It concluded, at 55 mph, those five seconds are akin to driving the length of a football field completely blind.
Such is life for teen drivers, some who took part in AT&T Home Solutions’ “It Can Wait” texting and driving simulator exhibit Sept. 25. More than 100 students from Summit Technology Academy participated in the exhibit on the company’s parking lot at 777 N.W. Blue Parkway.
“I already know texting and driving is bad,” said Summit Tech junior Coltin Shields, who admitted he still does it from time to time “That simulation really didn’t help me figure that out. I’ll probably do a lot less texting and driving.”
The simulator was part of AT&T’s “Texting and Driving…It Can Wait” program to educate drivers about the dangers of texting while driving. Also on hand was a seat belt convincer exhibit offered by the Missouri State Highway Patrol that illustrated to participants the impact felt from not having a seat belt on in case of an accident.
That simulation registered only 5 mph upon impact.
“It was a fairly good jolt,” said Shawn Harrel, a digital media technology teacher at Summit Tech. “It really was a fairly significant jolt to where I think any of our kids that did that, and are thinking about not wearing a seat belt, will definitely make a decision to wear that.
Harrel added the exhibit was good for teen drivers ands adults alike.
“The importance of the message of not texting and driving (is) for everybody, not just kids,” Harrel said. “Although it’s geared toward kids, I need to remind myself of that all the time. Whether it’s at a stop light or whether it’s while I’m driving – I think we all have done it.”
“It Can Wait” is a national movement tapping into the power of social media and personal networks to make texting and driving as unacceptable as drinking and driving. It urges drivers to visit www.ItCanWait.com, where they can pledge not to text and drive, and share their pledge with others via Twitter (#ItCanWait) and Facebook.

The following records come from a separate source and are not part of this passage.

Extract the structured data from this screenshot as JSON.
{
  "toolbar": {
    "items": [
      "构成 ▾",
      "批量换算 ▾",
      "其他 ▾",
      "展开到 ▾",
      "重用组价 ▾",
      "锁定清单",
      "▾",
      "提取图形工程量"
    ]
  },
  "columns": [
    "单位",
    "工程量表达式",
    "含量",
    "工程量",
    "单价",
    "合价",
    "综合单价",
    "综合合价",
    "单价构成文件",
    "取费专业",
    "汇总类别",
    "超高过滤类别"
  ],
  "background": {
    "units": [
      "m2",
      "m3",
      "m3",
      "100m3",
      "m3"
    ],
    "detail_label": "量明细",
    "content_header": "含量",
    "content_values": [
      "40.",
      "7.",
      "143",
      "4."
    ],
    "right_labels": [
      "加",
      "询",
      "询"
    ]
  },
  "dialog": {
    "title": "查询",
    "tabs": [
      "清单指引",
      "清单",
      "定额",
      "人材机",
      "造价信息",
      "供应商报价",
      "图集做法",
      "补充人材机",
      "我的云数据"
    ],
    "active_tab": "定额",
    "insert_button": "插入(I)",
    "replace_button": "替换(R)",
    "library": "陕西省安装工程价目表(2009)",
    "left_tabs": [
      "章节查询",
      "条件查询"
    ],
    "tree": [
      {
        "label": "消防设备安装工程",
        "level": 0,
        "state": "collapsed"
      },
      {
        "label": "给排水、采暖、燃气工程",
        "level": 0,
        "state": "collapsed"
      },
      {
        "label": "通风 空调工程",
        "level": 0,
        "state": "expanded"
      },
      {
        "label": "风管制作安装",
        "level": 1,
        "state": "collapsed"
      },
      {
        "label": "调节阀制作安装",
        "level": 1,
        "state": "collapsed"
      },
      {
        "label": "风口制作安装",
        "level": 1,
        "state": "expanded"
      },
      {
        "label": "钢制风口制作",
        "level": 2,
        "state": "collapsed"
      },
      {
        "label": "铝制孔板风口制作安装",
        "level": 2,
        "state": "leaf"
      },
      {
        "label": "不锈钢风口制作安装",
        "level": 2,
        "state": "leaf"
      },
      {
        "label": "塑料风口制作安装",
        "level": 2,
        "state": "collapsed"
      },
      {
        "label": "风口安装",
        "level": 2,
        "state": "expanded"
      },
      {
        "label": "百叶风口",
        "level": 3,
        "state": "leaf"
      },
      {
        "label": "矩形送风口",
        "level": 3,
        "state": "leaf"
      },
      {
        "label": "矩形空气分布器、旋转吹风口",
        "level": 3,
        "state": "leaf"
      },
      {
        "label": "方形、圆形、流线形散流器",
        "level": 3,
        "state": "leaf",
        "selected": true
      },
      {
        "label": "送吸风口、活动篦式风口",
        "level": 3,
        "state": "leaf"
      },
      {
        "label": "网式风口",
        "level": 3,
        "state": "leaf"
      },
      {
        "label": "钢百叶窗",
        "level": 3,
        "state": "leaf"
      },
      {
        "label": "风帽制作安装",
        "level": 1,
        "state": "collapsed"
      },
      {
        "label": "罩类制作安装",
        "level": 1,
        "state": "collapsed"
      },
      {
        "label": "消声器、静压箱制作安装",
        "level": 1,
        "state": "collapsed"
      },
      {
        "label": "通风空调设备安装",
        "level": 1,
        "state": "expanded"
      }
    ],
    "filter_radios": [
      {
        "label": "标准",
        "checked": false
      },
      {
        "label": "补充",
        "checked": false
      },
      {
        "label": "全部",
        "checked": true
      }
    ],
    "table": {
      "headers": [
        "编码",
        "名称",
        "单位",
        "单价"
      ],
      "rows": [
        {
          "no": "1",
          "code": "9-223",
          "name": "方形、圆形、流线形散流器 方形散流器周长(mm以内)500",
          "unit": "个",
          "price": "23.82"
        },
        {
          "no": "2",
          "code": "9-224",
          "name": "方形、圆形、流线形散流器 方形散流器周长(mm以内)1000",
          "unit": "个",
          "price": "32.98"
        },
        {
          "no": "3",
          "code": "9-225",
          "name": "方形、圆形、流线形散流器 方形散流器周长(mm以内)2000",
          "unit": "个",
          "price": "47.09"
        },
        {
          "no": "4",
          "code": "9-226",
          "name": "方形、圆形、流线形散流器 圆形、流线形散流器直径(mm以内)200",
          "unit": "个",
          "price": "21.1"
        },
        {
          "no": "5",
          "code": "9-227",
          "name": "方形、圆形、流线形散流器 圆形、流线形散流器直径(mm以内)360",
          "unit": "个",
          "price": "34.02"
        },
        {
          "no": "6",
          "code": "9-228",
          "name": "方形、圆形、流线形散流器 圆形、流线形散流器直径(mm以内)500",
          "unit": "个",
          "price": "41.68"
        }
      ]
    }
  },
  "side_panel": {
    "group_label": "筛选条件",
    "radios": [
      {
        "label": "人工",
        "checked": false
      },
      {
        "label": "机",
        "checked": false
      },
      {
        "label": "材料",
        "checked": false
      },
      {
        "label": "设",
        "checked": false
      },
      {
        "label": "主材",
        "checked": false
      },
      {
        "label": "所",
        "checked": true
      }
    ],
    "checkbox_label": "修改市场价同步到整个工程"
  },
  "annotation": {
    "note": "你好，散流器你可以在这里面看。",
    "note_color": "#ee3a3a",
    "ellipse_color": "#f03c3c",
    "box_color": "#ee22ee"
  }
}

It also offers a host of educational resources and information on the issue – including a documentary featuring families impacted by texting and driving accidents that has been viewed more than 3 million times.